Lynn Finnegan - journal letter August 2012
Related pages: Journal Letters
It has been a year since I arrived at the Quaker UN Office as Programme Assistant in Global Economic Issues. Since my last journal letter in March, we have had a busy and eventful summer in the office. We have been continuing our work on Food & Sustainability, working with a variety of international processes that impact on agricultural trade and investment as well as access to, and control over, seeds.
Alongside this work, I have had the opportunity to attend various Quaker events. One of this year’s highlights was April’s 6th World Gathering of Friends in Kabarak, Kenya. There, I got to spend time with Quakers from all over the world, including many who work in small-scale farming and are on the front line of changing climates, as well as many others who are seeing firsthand the effects of our current economic system on environments and natural resources. After the Conference, multiple 12 hour bus rides along bumpy roads brought us to small holder farms where Quakers generously and enthusiastically showed us around. We also got to see the work of the Quaker Rural Service Programme in Western Kenya, and understand first-hand how organic farming can impact on family health and wellbeing. Local ownership and management underpins their ability to respond to community needs. This seems a most basic statement, but I feel it is a truth that is sometimes lost at UN level.

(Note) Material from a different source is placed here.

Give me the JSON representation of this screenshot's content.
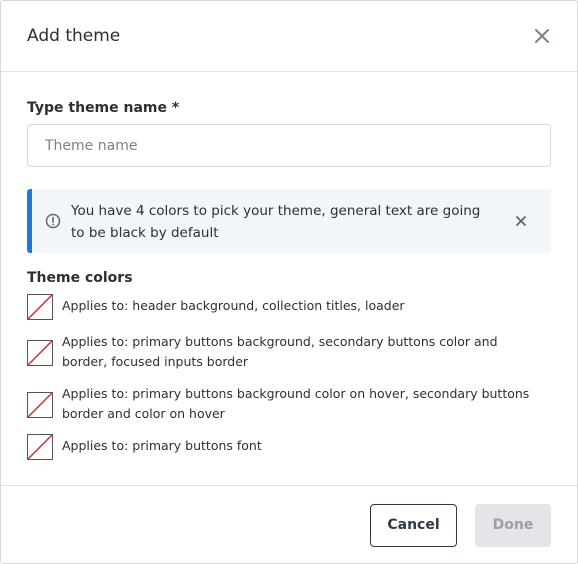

It was interesting to come back from Kenya and move into May which brought Britain Yearly Meeting. Here I saw the hard work being done by British Quakers to respond to Minute 36, from Yearly Meeting Gathering 2011, which called us to become a low carbon, sustainable community. In particular the links between the environment and economic justice were brought forward as a promising place to focus Friends’ attention. For me it is a source of strength that Quakers from all over Britain are considering the links and overlaps among the Testimonies of peace, truth, simplicity, equality and care for the environment.
As I have become familiar with working in a Quaker organisation I have come to appreciate the Quaker commitment to building peace - whether it is among families, communities, conflict zones or international institutions working for peace. To quote Adam Curle’s 1981 Swarthmore Lecture,
‘The task of the peace maker has two dimensions. The first is to transform unpeaceful into peaceful relations. The second is to work for conditions conducive to peace and unfavourable to violence.’
International guidelines can play a key role in creating these conditions conducive to peace. QUNO is starting to work on policy links between natural resources and peace, considering how Quaker experience in peacebuilding can help address inequalities in, and conflicts over, access to water, food, seeds and land. In my previous journal letters I have talked about international deals that buy up tens of thousands of hectares of land, marginalising and dispossessing local communities. They often create conditions that are not compatible with peace, but instead contain many ‘seeds of war’. As such, they must be considered as more than a mere economic phenomenon.
An example is the impact of extractive industries on Indigenous communities.
This was the subject of a recent report from the UN Expert Mechanism on Indigenous Peoples. The gradual but steady loss of control over their traditional territories and natural resources is a critical concern for Indigenous communities around the world. It was another highlight of my year to see the Expert Mechanism in the flesh as its members met in Geneva for a week in July. We held a Quaker meal where country delegates and the Indigenous panel of experts discussed the report and possible next steps. The report stresses an urgent need for equal partnerships between Indigenous Peoples and States or business enterprises. It is frustrating to see these words being responded to so slowly, as research increasingly emphasises the negative impacts of many large scale land acquisitions. This feeds directly into our Food & Sustainability work, as without land there is little chance a community can access safe, adequate and nutritious food.
To help engage young people in these issues, and wider UN themes, QUNO organises an annual Summer School during the first two weeks of July. After much organisation, almost two dozen young people from a dozen countries descended upon the office and for two weeks learnt more about UN work than we thought possible! They were a particularly motivated group, with sharp and challenging questions being asked of everyone they encountered. These included representatives from the Human Rights Committee, the World Trade Organization, UN AIDS, the International Labour Organization and the High Commissioner for Refugees. In between sessions we also managed to go swimming in the lake, and hike in the Jura Mountains to the North of Geneva. The office felt quiet when they left, and I will remember for a long time what a special group they were.
As I end my year as Programme Assistant I’d like to thank all the Friends whose contributions make the placements possible. I know final Journal letters are often full of praise which may seem obligatory, but this is authentic. It has been a brilliant year - albeit with highs and lows - which I would whole-heartedly recommend to young people interested in international law and Quaker processes. Such an opportunity has become even more important at a time when young people are expected to work for free, and job opportunities are few and far between in the ‘international’ field. I am fortunate enough to be able to continue at QUNO for another year, working as Project Officer in Food & Sustainability. I look forward to all the opportunities and challenges this will bring.